Exercise brief:
Within the data below, copy each line where the string "Earth" is found.

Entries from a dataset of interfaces
%%
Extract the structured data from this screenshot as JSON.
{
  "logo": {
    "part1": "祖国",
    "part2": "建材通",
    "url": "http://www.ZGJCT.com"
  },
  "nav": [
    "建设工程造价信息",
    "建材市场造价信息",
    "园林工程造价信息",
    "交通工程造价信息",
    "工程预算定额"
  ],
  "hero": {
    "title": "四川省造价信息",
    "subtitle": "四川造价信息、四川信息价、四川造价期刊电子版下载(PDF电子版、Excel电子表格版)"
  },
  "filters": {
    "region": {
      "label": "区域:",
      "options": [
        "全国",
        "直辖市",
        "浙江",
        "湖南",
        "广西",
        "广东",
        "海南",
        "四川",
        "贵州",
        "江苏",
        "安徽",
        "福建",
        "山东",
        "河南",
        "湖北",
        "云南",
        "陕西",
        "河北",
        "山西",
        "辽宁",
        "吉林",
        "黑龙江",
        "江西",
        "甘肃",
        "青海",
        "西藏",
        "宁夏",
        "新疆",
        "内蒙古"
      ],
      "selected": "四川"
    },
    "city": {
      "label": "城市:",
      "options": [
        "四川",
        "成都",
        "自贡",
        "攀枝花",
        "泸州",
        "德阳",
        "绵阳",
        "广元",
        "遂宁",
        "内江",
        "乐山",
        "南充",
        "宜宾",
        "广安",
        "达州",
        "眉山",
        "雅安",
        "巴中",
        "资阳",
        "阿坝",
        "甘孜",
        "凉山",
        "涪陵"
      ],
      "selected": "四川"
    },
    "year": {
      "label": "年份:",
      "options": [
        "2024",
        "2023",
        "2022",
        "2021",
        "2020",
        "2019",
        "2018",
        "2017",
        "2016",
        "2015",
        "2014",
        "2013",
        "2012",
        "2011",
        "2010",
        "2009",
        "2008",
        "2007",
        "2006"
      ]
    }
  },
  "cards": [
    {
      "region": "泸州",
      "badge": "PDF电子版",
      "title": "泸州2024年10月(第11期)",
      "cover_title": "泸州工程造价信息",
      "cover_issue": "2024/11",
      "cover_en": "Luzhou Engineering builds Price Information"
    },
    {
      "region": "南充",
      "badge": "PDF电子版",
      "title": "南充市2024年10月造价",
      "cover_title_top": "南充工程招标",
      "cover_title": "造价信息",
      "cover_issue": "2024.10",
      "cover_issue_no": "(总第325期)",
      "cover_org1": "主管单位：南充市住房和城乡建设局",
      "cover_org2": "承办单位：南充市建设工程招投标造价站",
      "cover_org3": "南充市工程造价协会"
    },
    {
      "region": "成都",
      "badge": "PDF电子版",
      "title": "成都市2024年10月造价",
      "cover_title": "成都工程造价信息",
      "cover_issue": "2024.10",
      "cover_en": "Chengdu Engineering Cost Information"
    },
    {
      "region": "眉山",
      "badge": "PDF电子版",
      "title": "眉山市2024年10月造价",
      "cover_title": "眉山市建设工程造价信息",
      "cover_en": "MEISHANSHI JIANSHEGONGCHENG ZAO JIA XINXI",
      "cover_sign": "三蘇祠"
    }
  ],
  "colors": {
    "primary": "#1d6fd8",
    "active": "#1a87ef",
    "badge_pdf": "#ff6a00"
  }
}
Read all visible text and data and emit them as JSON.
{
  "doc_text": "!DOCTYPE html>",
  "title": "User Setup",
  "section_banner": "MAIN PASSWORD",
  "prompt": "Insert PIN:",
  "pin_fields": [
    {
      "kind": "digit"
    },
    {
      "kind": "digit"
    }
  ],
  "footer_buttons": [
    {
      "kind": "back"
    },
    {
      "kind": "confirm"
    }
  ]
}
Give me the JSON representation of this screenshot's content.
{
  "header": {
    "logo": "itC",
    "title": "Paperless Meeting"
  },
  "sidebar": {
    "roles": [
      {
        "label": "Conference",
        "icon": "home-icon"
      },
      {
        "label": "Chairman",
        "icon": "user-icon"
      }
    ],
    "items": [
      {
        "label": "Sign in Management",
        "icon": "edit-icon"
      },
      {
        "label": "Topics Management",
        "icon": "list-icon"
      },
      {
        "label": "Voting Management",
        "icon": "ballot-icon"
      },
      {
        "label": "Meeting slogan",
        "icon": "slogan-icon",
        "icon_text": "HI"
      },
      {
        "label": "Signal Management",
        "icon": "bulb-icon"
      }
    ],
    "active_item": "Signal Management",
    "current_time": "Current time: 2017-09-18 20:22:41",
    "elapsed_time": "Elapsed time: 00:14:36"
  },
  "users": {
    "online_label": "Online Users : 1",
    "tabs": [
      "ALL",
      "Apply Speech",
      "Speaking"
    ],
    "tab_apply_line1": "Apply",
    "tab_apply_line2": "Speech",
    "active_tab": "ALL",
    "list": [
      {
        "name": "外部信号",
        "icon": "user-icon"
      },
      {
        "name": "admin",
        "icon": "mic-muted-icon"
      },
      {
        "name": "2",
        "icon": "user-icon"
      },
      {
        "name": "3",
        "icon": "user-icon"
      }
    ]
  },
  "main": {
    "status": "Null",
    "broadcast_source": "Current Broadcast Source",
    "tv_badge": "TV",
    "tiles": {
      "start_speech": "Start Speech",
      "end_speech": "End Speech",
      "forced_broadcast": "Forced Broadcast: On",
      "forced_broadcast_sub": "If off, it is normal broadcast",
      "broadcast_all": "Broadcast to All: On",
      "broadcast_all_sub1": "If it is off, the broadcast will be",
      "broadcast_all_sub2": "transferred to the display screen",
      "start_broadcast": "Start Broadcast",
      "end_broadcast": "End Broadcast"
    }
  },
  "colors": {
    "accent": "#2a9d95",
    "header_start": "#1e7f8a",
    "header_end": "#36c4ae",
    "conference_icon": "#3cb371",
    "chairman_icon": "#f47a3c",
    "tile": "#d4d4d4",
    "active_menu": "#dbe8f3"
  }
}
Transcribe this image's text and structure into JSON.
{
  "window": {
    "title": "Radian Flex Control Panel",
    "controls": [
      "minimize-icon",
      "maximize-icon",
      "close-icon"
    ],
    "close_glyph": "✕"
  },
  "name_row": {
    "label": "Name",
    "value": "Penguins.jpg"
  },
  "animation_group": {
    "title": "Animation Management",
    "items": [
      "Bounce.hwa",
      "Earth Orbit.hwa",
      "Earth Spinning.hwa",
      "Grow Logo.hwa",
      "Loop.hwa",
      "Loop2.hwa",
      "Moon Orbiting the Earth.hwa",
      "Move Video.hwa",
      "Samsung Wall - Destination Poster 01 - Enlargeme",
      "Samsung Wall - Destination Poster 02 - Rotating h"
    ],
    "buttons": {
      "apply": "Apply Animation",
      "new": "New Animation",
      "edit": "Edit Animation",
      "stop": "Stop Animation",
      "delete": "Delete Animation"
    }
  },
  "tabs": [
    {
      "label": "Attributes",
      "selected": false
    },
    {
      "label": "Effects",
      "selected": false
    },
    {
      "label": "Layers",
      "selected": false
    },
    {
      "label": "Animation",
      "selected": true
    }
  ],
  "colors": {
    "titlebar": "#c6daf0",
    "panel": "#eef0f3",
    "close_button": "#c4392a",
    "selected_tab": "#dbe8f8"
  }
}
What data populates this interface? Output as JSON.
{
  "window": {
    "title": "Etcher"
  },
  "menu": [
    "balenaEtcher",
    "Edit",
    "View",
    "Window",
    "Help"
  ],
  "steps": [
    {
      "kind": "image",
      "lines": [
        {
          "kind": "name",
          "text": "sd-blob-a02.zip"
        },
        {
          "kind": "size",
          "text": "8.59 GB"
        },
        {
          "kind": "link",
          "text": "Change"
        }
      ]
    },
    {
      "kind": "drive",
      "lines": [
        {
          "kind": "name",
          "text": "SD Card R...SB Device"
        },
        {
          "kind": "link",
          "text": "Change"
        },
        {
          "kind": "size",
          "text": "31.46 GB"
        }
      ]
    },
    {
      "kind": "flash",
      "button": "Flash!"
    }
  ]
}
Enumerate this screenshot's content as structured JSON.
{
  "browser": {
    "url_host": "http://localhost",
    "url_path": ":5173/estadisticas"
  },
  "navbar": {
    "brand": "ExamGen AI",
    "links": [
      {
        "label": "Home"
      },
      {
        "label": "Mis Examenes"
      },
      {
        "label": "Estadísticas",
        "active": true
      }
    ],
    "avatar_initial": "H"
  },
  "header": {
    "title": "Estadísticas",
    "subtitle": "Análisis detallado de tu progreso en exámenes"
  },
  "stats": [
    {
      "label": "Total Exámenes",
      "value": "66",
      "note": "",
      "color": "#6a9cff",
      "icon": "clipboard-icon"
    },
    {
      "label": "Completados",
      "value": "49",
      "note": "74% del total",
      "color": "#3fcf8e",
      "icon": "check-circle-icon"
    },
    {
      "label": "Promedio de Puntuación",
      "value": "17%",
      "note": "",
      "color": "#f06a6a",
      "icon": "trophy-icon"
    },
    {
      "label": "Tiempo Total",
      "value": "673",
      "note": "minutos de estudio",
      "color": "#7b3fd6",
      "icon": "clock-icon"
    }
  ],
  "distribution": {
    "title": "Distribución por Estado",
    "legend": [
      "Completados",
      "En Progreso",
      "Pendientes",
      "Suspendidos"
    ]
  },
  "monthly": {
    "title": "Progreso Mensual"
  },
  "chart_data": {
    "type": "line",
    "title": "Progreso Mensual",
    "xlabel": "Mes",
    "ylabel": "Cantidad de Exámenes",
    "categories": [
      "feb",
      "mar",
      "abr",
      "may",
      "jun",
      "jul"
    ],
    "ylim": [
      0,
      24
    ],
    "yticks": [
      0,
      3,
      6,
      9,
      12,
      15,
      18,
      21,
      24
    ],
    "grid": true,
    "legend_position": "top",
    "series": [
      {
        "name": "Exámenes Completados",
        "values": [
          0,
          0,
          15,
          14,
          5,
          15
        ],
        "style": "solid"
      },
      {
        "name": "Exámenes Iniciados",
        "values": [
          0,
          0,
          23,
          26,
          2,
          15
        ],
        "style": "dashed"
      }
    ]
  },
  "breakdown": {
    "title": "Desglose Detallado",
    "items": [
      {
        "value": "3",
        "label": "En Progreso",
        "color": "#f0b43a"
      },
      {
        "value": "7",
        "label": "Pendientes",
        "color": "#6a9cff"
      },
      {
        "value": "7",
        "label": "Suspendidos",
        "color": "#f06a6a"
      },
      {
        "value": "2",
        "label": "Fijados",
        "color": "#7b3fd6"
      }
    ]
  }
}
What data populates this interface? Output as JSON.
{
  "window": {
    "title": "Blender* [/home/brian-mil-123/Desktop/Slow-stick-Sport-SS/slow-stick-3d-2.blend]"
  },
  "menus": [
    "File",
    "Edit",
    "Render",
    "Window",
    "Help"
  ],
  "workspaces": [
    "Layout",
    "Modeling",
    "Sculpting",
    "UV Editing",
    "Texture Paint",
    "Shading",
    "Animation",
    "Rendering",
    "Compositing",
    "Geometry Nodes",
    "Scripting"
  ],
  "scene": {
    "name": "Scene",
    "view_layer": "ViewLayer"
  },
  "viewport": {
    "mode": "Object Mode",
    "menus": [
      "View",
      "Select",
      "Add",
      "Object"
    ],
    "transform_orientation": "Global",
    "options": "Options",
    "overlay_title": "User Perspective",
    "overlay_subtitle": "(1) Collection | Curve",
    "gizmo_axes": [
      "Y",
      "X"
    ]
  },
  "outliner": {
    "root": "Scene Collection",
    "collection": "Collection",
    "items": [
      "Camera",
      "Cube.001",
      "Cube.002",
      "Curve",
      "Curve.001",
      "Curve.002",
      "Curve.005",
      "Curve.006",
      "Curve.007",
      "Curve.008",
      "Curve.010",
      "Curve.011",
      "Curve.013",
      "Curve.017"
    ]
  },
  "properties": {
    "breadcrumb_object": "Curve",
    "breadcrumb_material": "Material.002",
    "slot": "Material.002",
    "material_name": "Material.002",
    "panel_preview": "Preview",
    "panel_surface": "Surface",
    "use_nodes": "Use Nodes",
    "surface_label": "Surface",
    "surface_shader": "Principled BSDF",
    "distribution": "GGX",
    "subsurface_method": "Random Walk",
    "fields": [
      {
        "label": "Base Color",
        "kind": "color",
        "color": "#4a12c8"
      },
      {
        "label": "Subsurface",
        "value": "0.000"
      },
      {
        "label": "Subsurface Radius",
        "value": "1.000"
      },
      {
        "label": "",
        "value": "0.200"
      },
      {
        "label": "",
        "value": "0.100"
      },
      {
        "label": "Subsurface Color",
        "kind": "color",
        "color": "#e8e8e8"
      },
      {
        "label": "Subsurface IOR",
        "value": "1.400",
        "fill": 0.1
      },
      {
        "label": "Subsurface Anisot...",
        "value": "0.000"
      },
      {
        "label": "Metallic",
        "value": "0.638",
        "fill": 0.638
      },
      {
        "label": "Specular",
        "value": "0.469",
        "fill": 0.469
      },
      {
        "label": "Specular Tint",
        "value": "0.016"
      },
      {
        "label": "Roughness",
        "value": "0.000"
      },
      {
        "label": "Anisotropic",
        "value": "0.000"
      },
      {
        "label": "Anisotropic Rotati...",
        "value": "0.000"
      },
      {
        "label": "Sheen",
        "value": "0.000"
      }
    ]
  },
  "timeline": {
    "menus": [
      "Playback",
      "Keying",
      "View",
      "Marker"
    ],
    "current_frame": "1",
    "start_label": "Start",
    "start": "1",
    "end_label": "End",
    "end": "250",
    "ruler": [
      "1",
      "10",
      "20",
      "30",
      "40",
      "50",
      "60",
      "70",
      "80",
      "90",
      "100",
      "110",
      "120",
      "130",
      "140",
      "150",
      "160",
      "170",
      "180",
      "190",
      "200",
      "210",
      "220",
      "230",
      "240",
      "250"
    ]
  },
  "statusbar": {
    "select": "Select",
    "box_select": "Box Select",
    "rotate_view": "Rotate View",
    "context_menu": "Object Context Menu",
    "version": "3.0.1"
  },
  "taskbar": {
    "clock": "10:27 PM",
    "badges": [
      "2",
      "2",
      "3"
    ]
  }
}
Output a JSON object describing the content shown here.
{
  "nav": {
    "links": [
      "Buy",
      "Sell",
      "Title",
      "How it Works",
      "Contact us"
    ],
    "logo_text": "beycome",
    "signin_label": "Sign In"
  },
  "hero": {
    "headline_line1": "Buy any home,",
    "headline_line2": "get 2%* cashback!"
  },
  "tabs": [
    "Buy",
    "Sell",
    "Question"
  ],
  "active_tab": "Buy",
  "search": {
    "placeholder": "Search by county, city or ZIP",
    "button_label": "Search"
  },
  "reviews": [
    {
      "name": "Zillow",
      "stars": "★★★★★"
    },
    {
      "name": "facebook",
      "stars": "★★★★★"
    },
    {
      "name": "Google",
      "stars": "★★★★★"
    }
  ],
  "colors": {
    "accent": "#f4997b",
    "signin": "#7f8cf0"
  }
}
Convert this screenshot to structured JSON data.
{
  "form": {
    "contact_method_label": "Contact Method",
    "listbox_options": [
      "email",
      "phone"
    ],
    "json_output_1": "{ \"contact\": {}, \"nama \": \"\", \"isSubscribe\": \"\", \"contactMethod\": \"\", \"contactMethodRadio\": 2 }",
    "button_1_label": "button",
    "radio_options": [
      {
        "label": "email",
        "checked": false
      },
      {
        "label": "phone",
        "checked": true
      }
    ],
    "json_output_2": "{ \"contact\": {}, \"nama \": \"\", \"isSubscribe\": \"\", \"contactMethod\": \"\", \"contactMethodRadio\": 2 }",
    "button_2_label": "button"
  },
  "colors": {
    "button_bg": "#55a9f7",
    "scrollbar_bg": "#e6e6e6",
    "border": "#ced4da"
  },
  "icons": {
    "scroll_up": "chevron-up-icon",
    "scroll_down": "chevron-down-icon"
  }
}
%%
Task answer:
      "Earth Orbit.hwa",
      "Earth Spinning.hwa",
      "Moon Orbiting the Earth.hwa",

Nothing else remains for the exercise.